# [DIRECTIONS FOR THIS TASK]
List each line of the data in which the string "suede" appears.

DATA IN THIS EXERCISE: Begin

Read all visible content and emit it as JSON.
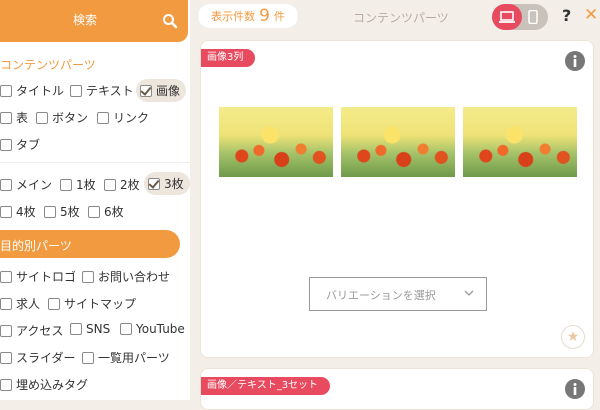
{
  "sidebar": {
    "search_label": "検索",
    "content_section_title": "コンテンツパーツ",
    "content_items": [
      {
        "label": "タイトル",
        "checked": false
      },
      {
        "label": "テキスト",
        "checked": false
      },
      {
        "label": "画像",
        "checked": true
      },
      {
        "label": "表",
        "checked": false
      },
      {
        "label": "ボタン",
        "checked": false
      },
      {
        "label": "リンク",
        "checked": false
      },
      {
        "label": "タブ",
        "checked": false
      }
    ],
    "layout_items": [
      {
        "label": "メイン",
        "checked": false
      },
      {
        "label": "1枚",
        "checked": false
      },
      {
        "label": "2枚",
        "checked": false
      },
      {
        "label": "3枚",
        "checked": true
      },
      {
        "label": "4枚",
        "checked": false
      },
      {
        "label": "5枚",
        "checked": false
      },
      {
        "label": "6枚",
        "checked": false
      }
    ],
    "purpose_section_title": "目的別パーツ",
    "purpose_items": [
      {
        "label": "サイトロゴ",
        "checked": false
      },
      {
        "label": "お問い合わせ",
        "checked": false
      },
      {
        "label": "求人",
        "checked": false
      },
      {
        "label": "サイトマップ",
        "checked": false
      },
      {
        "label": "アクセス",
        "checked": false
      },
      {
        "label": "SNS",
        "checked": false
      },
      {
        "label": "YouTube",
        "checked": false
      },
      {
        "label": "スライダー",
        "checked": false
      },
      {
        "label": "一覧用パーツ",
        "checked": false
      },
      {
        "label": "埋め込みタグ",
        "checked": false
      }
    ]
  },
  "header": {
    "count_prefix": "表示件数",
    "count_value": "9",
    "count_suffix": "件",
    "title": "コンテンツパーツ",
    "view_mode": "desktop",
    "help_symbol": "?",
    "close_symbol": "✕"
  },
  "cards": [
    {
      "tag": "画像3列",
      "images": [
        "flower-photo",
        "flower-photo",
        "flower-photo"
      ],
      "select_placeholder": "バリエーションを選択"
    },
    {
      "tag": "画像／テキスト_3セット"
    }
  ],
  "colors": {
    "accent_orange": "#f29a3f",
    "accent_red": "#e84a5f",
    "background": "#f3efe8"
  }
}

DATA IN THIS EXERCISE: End
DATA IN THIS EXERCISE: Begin

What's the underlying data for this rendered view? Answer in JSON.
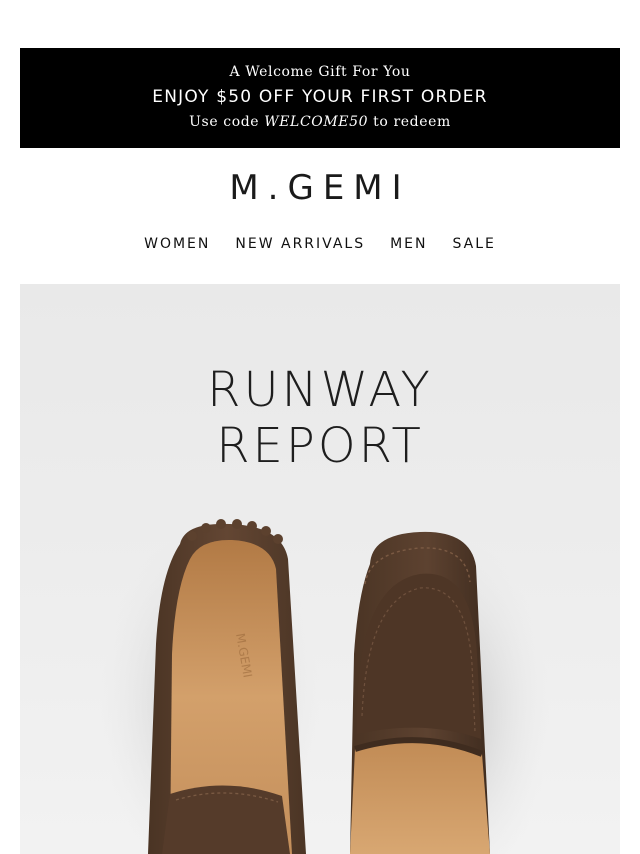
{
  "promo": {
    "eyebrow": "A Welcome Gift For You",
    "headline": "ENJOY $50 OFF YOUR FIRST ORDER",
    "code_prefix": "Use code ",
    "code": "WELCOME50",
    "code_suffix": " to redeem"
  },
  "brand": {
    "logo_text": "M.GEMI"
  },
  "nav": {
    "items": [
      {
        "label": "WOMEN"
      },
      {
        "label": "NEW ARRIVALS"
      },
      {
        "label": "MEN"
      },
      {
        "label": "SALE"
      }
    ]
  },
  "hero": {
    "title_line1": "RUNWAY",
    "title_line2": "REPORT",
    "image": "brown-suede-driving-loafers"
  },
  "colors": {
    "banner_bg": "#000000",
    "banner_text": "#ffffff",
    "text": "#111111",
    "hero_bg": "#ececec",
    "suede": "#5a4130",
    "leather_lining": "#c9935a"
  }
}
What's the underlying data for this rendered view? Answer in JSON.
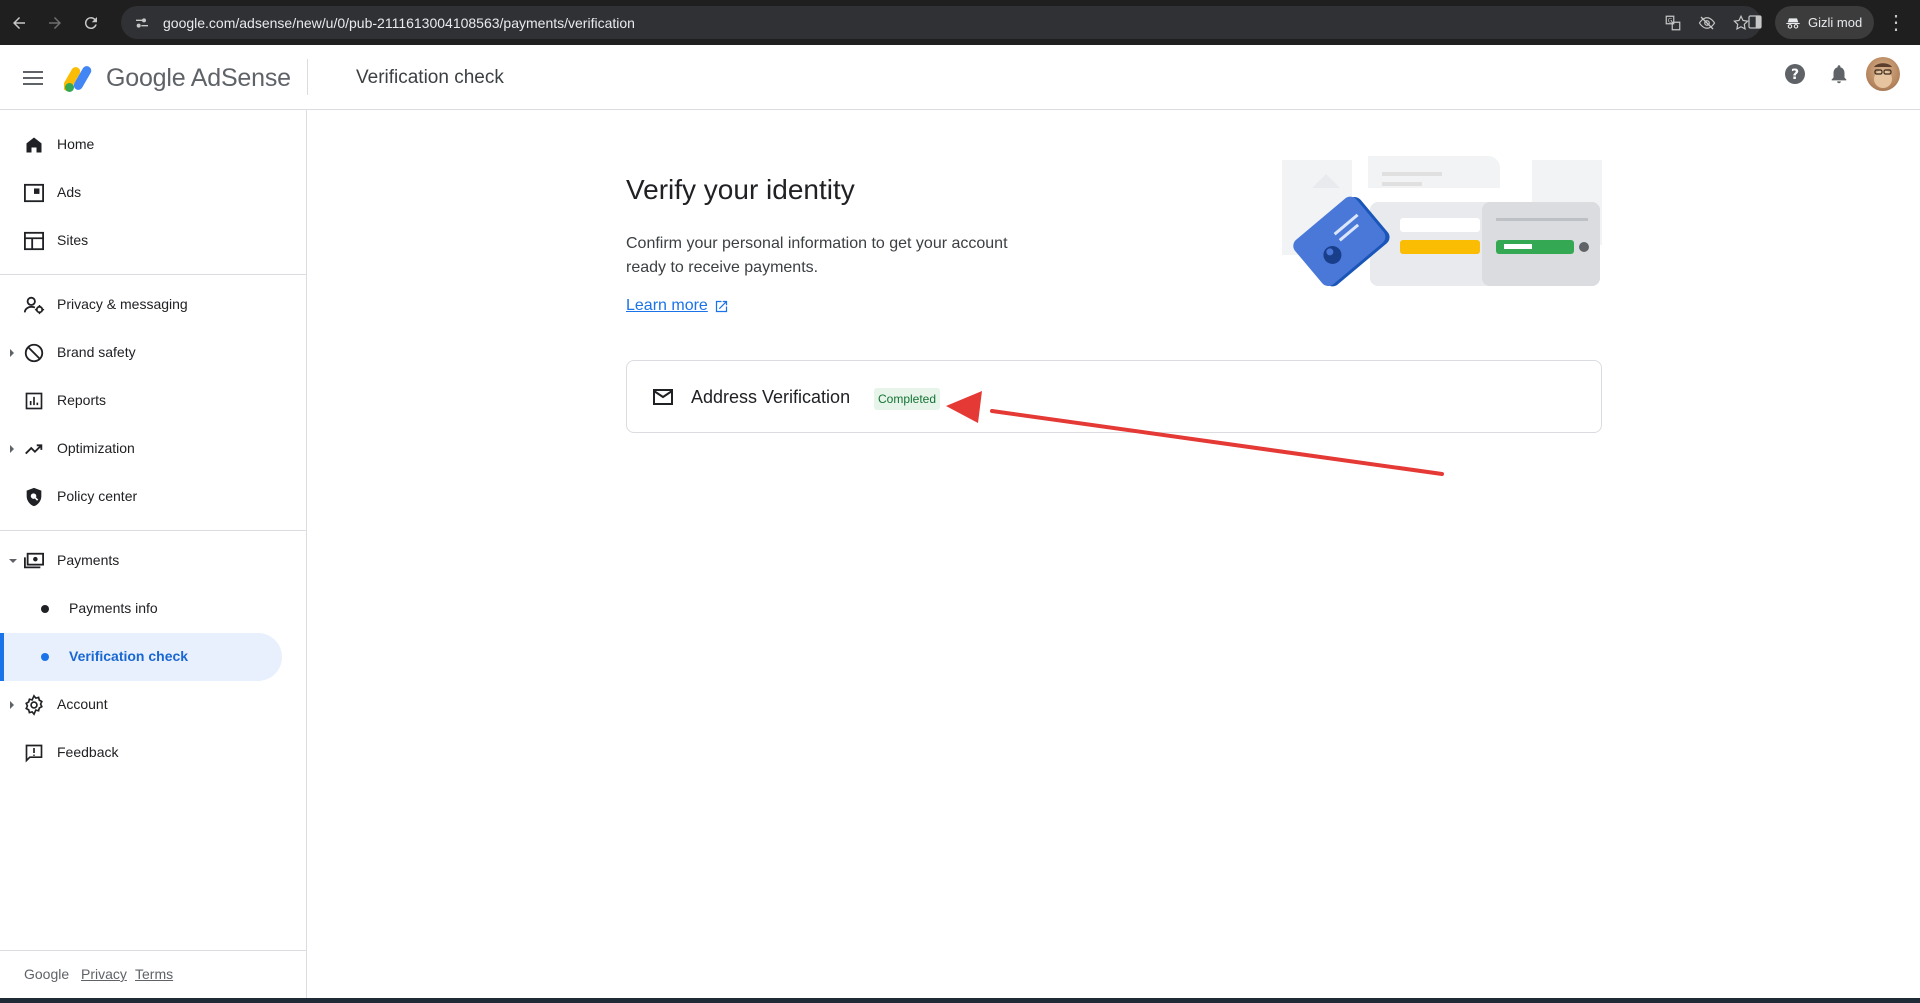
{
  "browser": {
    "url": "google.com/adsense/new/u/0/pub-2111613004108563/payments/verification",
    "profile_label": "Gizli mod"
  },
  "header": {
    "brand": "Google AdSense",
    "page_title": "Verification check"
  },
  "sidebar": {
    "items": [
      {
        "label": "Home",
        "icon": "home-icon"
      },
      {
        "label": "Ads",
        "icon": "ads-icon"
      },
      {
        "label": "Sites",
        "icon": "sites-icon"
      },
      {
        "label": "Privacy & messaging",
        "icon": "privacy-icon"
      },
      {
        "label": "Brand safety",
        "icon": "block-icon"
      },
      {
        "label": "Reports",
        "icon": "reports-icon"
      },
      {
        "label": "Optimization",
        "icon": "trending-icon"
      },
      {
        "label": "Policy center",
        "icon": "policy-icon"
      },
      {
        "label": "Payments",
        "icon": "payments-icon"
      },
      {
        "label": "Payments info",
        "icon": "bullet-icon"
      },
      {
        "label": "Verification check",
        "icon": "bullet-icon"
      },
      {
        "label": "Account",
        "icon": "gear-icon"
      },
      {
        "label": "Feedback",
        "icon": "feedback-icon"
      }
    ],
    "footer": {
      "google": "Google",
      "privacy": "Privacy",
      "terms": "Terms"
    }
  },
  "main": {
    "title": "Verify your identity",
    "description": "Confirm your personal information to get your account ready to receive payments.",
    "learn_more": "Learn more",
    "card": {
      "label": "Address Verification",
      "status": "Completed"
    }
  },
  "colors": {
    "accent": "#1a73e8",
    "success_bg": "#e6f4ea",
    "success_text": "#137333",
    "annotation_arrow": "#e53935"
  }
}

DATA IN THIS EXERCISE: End

# [RESPONSE AREA]
    "image": "brown-suede-driving-loafers"
    "suede": "#5a4130",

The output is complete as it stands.